— What you should do —
A complete and exact copy of the entries below is the expected result.
####################
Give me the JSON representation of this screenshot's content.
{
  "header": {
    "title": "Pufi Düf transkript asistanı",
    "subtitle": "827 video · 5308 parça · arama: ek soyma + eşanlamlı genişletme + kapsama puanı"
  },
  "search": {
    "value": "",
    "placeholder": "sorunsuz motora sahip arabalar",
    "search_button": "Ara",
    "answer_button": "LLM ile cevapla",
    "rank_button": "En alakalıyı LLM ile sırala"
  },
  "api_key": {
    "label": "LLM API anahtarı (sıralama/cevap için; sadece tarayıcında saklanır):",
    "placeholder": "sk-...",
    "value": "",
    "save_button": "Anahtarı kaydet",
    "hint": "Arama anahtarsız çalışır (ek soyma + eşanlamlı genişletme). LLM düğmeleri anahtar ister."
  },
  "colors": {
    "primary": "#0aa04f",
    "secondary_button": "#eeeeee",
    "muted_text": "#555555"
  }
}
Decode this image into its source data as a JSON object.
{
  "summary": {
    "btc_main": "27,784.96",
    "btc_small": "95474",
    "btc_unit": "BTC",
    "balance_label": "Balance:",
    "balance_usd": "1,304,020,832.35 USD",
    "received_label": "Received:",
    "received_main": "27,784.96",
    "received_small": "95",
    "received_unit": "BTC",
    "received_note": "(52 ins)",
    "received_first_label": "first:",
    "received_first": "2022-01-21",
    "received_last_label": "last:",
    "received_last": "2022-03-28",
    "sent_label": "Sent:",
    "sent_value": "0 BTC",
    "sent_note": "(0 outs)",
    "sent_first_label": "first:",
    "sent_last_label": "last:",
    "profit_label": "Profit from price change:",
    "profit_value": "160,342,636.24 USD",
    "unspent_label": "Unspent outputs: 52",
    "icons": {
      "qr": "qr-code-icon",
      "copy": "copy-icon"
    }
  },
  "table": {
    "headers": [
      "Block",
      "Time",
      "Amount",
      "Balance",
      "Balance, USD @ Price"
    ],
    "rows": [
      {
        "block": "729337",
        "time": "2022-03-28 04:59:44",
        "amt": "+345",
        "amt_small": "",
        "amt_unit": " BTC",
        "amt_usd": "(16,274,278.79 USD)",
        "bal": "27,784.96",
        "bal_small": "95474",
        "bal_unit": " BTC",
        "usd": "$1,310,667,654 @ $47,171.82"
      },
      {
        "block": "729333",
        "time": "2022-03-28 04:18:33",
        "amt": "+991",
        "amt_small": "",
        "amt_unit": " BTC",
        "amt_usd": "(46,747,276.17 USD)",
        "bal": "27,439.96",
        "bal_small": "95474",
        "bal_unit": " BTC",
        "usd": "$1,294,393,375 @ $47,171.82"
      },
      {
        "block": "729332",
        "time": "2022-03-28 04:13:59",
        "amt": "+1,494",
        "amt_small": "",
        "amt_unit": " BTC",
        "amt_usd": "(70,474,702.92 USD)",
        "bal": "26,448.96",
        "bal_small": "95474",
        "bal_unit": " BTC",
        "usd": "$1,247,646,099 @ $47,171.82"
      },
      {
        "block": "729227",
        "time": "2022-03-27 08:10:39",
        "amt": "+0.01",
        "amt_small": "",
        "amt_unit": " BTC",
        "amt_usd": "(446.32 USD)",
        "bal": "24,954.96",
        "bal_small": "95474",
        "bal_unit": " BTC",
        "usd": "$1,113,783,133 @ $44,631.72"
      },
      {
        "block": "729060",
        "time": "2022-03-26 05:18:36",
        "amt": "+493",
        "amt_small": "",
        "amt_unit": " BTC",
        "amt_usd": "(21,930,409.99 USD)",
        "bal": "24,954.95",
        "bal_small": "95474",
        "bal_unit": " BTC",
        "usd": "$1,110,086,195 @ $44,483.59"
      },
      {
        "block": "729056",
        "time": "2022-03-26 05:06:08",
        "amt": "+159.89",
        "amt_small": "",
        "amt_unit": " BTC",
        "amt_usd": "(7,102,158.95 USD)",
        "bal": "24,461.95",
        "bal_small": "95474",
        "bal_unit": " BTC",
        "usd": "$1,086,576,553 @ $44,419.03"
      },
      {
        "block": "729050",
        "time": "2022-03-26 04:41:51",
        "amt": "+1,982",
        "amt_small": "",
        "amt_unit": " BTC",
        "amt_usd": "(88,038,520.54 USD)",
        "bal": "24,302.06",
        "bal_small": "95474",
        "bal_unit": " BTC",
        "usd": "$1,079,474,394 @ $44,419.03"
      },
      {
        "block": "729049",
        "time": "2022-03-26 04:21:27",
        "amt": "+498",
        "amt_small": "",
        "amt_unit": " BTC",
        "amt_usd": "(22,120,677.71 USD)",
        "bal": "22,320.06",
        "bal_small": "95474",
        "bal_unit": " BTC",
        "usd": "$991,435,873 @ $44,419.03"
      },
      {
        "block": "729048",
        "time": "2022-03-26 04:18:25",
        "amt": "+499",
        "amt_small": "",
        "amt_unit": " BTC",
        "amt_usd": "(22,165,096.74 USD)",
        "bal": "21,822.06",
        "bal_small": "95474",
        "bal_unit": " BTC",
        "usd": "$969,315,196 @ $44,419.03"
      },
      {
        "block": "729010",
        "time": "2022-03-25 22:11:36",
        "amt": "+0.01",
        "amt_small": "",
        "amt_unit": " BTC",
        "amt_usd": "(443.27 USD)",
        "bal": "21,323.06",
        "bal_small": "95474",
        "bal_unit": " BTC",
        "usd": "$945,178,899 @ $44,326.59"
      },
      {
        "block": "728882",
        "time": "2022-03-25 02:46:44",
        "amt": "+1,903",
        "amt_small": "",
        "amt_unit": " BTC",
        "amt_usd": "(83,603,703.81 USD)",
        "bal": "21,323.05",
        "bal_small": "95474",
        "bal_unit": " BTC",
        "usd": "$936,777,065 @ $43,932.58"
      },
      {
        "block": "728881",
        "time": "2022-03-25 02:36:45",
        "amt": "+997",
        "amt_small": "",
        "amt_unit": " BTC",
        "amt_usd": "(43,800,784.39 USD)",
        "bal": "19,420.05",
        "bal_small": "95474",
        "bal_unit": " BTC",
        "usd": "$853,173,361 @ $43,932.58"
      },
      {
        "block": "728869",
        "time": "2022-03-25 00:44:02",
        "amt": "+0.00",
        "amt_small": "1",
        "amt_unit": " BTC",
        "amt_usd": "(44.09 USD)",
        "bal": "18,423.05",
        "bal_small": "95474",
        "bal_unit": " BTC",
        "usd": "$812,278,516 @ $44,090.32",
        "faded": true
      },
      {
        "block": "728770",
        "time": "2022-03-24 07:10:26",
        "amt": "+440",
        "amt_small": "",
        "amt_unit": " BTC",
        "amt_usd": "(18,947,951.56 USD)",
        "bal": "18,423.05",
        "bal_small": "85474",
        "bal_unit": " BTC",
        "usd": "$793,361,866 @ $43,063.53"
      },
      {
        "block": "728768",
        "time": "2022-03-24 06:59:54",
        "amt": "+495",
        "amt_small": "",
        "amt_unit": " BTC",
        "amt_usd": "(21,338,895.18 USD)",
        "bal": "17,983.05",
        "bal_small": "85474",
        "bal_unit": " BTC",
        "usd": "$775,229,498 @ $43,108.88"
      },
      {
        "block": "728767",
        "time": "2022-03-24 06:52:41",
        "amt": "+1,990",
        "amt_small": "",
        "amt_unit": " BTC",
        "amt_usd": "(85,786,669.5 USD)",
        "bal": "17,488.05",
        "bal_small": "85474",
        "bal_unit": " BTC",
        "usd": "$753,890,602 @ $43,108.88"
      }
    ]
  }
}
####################
— Reply to the exercise —
Give me the JSON representation of this screenshot's content.
{
  "header": {
    "title": "Pufi Düf transkript asistanı",
    "subtitle": "827 video · 5308 parça · arama: ek soyma + eşanlamlı genişletme + kapsama puanı"
  },
  "search": {
    "value": "",
    "placeholder": "sorunsuz motora sahip arabalar",
    "search_button": "Ara",
    "answer_button": "LLM ile cevapla",
    "rank_button": "En alakalıyı LLM ile sırala"
  },
  "api_key": {
    "label": "LLM API anahtarı (sıralama/cevap için; sadece tarayıcında saklanır):",
    "placeholder": "sk-...",
    "value": "",
    "save_button": "Anahtarı kaydet",
    "hint": "Arama anahtarsız çalışır (ek soyma + eşanlamlı genişletme). LLM düğmeleri anahtar ister."
  },
  "colors": {
    "primary": "#0aa04f",
    "secondary_button": "#eeeeee",
    "muted_text": "#555555"
  }
}
Decode this image into its source data as a JSON object.
{
  "summary": {
    "btc_main": "27,784.96",
    "btc_small": "95474",
    "btc_unit": "BTC",
    "balance_label": "Balance:",
    "balance_usd": "1,304,020,832.35 USD",
    "received_label": "Received:",
    "received_main": "27,784.96",
    "received_small": "95",
    "received_unit": "BTC",
    "received_note": "(52 ins)",
    "received_first_label": "first:",
    "received_first": "2022-01-21",
    "received_last_label": "last:",
    "received_last": "2022-03-28",
    "sent_label": "Sent:",
    "sent_value": "0 BTC",
    "sent_note": "(0 outs)",
    "sent_first_label": "first:",
    "sent_last_label": "last:",
    "profit_label": "Profit from price change:",
    "profit_value": "160,342,636.24 USD",
    "unspent_label": "Unspent outputs: 52",
    "icons": {
      "qr": "qr-code-icon",
      "copy": "copy-icon"
    }
  },
  "table": {
    "headers": [
      "Block",
      "Time",
      "Amount",
      "Balance",
      "Balance, USD @ Price"
    ],
    "rows": [
      {
        "block": "729337",
        "time": "2022-03-28 04:59:44",
        "amt": "+345",
        "amt_small": "",
        "amt_unit": " BTC",
        "amt_usd": "(16,274,278.79 USD)",
        "bal": "27,784.96",
        "bal_small": "95474",
        "bal_unit": " BTC",
        "usd": "$1,310,667,654 @ $47,171.82"
      },
      {
        "block": "729333",
        "time": "2022-03-28 04:18:33",
        "amt": "+991",
        "amt_small": "",
        "amt_unit": " BTC",
        "amt_usd": "(46,747,276.17 USD)",
        "bal": "27,439.96",
        "bal_small": "95474",
        "bal_unit": " BTC",
        "usd": "$1,294,393,375 @ $47,171.82"
      },
      {
        "block": "729332",
        "time": "2022-03-28 04:13:59",
        "amt": "+1,494",
        "amt_small": "",
        "amt_unit": " BTC",
        "amt_usd": "(70,474,702.92 USD)",
        "bal": "26,448.96",
        "bal_small": "95474",
        "bal_unit": " BTC",
        "usd": "$1,247,646,099 @ $47,171.82"
      },
      {
        "block": "729227",
        "time": "2022-03-27 08:10:39",
        "amt": "+0.01",
        "amt_small": "",
        "amt_unit": " BTC",
        "amt_usd": "(446.32 USD)",
        "bal": "24,954.96",
        "bal_small": "95474",
        "bal_unit": " BTC",
        "usd": "$1,113,783,133 @ $44,631.72"
      },
      {
        "block": "729060",
        "time": "2022-03-26 05:18:36",
        "amt": "+493",
        "amt_small": "",
        "amt_unit": " BTC",
        "amt_usd": "(21,930,409.99 USD)",
        "bal": "24,954.95",
        "bal_small": "95474",
        "bal_unit": " BTC",
        "usd": "$1,110,086,195 @ $44,483.59"
      },
      {
        "block": "729056",
        "time": "2022-03-26 05:06:08",
        "amt": "+159.89",
        "amt_small": "",
        "amt_unit": " BTC",
        "amt_usd": "(7,102,158.95 USD)",
        "bal": "24,461.95",
        "bal_small": "95474",
        "bal_unit": " BTC",
        "usd": "$1,086,576,553 @ $44,419.03"
      },
      {
        "block": "729050",
        "time": "2022-03-26 04:41:51",
        "amt": "+1,982",
        "amt_small": "",
        "amt_unit": " BTC",
        "amt_usd": "(88,038,520.54 USD)",
        "bal": "24,302.06",
        "bal_small": "95474",
        "bal_unit": " BTC",
        "usd": "$1,079,474,394 @ $44,419.03"
      },
      {
        "block": "729049",
        "time": "2022-03-26 04:21:27",
        "amt": "+498",
        "amt_small": "",
        "amt_unit": " BTC",
        "amt_usd": "(22,120,677.71 USD)",
        "bal": "22,320.06",
        "bal_small": "95474",
        "bal_unit": " BTC",
        "usd": "$991,435,873 @ $44,419.03"
      },
      {
        "block": "729048",
        "time": "2022-03-26 04:18:25",
        "amt": "+499",
        "amt_small": "",
        "amt_unit": " BTC",
        "amt_usd": "(22,165,096.74 USD)",
        "bal": "21,822.06",
        "bal_small": "95474",
        "bal_unit": " BTC",
        "usd": "$969,315,196 @ $44,419.03"
      },
      {
        "block": "729010",
        "time": "2022-03-25 22:11:36",
        "amt": "+0.01",
        "amt_small": "",
        "amt_unit": " BTC",
        "amt_usd": "(443.27 USD)",
        "bal": "21,323.06",
        "bal_small": "95474",
        "bal_unit": " BTC",
        "usd": "$945,178,899 @ $44,326.59"
      },
      {
        "block": "728882",
        "time": "2022-03-25 02:46:44",
        "amt": "+1,903",
        "amt_small": "",
        "amt_unit": " BTC",
        "amt_usd": "(83,603,703.81 USD)",
        "bal": "21,323.05",
        "bal_small": "95474",
        "bal_unit": " BTC",
        "usd": "$936,777,065 @ $43,932.58"
      },
      {
        "block": "728881",
        "time": "2022-03-25 02:36:45",
        "amt": "+997",
        "amt_small": "",
        "amt_unit": " BTC",
        "amt_usd": "(43,800,784.39 USD)",
        "bal": "19,420.05",
        "bal_small": "95474",
        "bal_unit": " BTC",
        "usd": "$853,173,361 @ $43,932.58"
      },
      {
        "block": "728869",
        "time": "2022-03-25 00:44:02",
        "amt": "+0.00",
        "amt_small": "1",
        "amt_unit": " BTC",
        "amt_usd": "(44.09 USD)",
        "bal": "18,423.05",
        "bal_small": "95474",
        "bal_unit": " BTC",
        "usd": "$812,278,516 @ $44,090.32",
        "faded": true
      },
      {
        "block": "728770",
        "time": "2022-03-24 07:10:26",
        "amt": "+440",
        "amt_small": "",
        "amt_unit": " BTC",
        "amt_usd": "(18,947,951.56 USD)",
        "bal": "18,423.05",
        "bal_small": "85474",
        "bal_unit": " BTC",
        "usd": "$793,361,866 @ $43,063.53"
      },
      {
        "block": "728768",
        "time": "2022-03-24 06:59:54",
        "amt": "+495",
        "amt_small": "",
        "amt_unit": " BTC",
        "amt_usd": "(21,338,895.18 USD)",
        "bal": "17,983.05",
        "bal_small": "85474",
        "bal_unit": " BTC",
        "usd": "$775,229,498 @ $43,108.88"
      },
      {
        "block": "728767",
        "time": "2022-03-24 06:52:41",
        "amt": "+1,990",
        "amt_small": "",
        "amt_unit": " BTC",
        "amt_usd": "(85,786,669.5 USD)",
        "bal": "17,488.05",
        "bal_small": "85474",
        "bal_unit": " BTC",
        "usd": "$753,890,602 @ $43,108.88"
      }
    ]
  }
}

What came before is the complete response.